Examine the entries and show every line in which the word "original" is found.
◆ ◆ ◆ ◆ ◆
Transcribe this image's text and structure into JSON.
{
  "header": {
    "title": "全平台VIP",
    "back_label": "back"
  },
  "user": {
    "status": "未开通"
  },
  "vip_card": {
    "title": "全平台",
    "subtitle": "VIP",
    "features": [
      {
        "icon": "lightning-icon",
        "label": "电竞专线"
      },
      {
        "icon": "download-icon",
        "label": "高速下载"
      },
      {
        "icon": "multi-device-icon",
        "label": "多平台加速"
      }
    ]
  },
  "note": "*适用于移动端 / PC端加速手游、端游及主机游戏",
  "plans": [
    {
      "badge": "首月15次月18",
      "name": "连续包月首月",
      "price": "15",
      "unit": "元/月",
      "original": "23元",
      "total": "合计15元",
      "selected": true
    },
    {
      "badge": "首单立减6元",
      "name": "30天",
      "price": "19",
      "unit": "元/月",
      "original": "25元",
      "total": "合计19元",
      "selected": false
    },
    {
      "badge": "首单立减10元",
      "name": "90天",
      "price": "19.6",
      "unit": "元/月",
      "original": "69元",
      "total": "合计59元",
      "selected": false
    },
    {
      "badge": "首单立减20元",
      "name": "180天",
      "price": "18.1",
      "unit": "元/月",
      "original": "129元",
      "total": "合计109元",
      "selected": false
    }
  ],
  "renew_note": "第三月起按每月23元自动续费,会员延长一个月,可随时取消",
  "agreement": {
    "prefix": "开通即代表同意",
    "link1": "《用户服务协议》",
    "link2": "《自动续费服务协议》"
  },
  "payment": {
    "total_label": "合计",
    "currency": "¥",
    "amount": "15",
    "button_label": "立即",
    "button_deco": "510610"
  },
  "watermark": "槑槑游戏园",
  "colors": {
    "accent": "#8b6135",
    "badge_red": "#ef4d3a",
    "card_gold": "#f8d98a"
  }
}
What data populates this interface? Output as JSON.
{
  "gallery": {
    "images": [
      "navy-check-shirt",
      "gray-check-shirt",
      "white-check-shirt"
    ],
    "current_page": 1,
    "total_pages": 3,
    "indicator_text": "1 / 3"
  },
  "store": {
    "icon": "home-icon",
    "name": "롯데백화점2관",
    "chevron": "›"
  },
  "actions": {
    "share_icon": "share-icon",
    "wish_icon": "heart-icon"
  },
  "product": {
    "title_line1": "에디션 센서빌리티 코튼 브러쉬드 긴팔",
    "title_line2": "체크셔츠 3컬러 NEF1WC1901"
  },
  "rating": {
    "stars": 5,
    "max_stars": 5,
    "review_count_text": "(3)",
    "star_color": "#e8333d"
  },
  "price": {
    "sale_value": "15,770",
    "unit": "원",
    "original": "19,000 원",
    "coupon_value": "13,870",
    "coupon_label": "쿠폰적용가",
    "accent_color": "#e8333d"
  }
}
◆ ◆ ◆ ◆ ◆
— FINISHED EXERCISE —
      "original": "23元",
      "original": "25元",
      "original": "69元",
      "original": "129元",
    "original": "19,000 원",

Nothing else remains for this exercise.